• Work request: Among the lines of the records, find all that carry the word "Zoom" and copy them.

• Supplied material:
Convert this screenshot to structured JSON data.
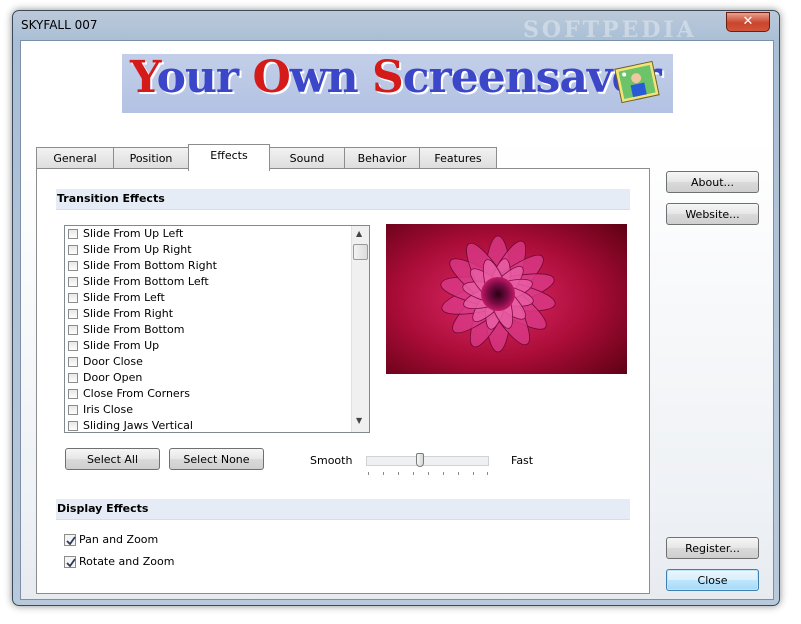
{
  "window": {
    "title": "SKYFALL 007",
    "watermark": "SOFTPEDIA",
    "close_glyph": "✕"
  },
  "banner": {
    "word1_initial": "Y",
    "word1_rest": "our ",
    "word2_initial": "O",
    "word2_rest": "wn ",
    "word3_initial": "S",
    "word3_rest": "creensaver"
  },
  "tabs": [
    {
      "label": "General",
      "active": false
    },
    {
      "label": "Position",
      "active": false
    },
    {
      "label": "Effects",
      "active": true
    },
    {
      "label": "Sound",
      "active": false
    },
    {
      "label": "Behavior",
      "active": false
    },
    {
      "label": "Features",
      "active": false
    }
  ],
  "transition": {
    "heading": "Transition Effects",
    "items": [
      {
        "label": "Slide From Up Left",
        "checked": false
      },
      {
        "label": "Slide From Up Right",
        "checked": false
      },
      {
        "label": "Slide From Bottom Right",
        "checked": false
      },
      {
        "label": "Slide From Bottom Left",
        "checked": false
      },
      {
        "label": "Slide From Left",
        "checked": false
      },
      {
        "label": "Slide From Right",
        "checked": false
      },
      {
        "label": "Slide From Bottom",
        "checked": false
      },
      {
        "label": "Slide From Up",
        "checked": false
      },
      {
        "label": "Door Close",
        "checked": false
      },
      {
        "label": "Door Open",
        "checked": false
      },
      {
        "label": "Close From Corners",
        "checked": false
      },
      {
        "label": "Iris Close",
        "checked": false
      },
      {
        "label": "Sliding Jaws Vertical",
        "checked": false
      }
    ],
    "select_all": "Select All",
    "select_none": "Select None",
    "speed_slow": "Smooth",
    "speed_fast": "Fast",
    "speed_level": 0.45
  },
  "display": {
    "heading": "Display Effects",
    "options": [
      {
        "label": "Pan and Zoom",
        "checked": true
      },
      {
        "label": "Rotate and Zoom",
        "checked": true
      }
    ]
  },
  "side_buttons": {
    "about": "About...",
    "website": "Website...",
    "register": "Register...",
    "close": "Close"
  },
  "colors": {
    "accent": "#3b46c9",
    "brand_red": "#d51a1a",
    "flower": "#b0124a"
  }
}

• Result for this exercise:
        "label": "Pan and Zoom",
        "label": "Rotate and Zoom",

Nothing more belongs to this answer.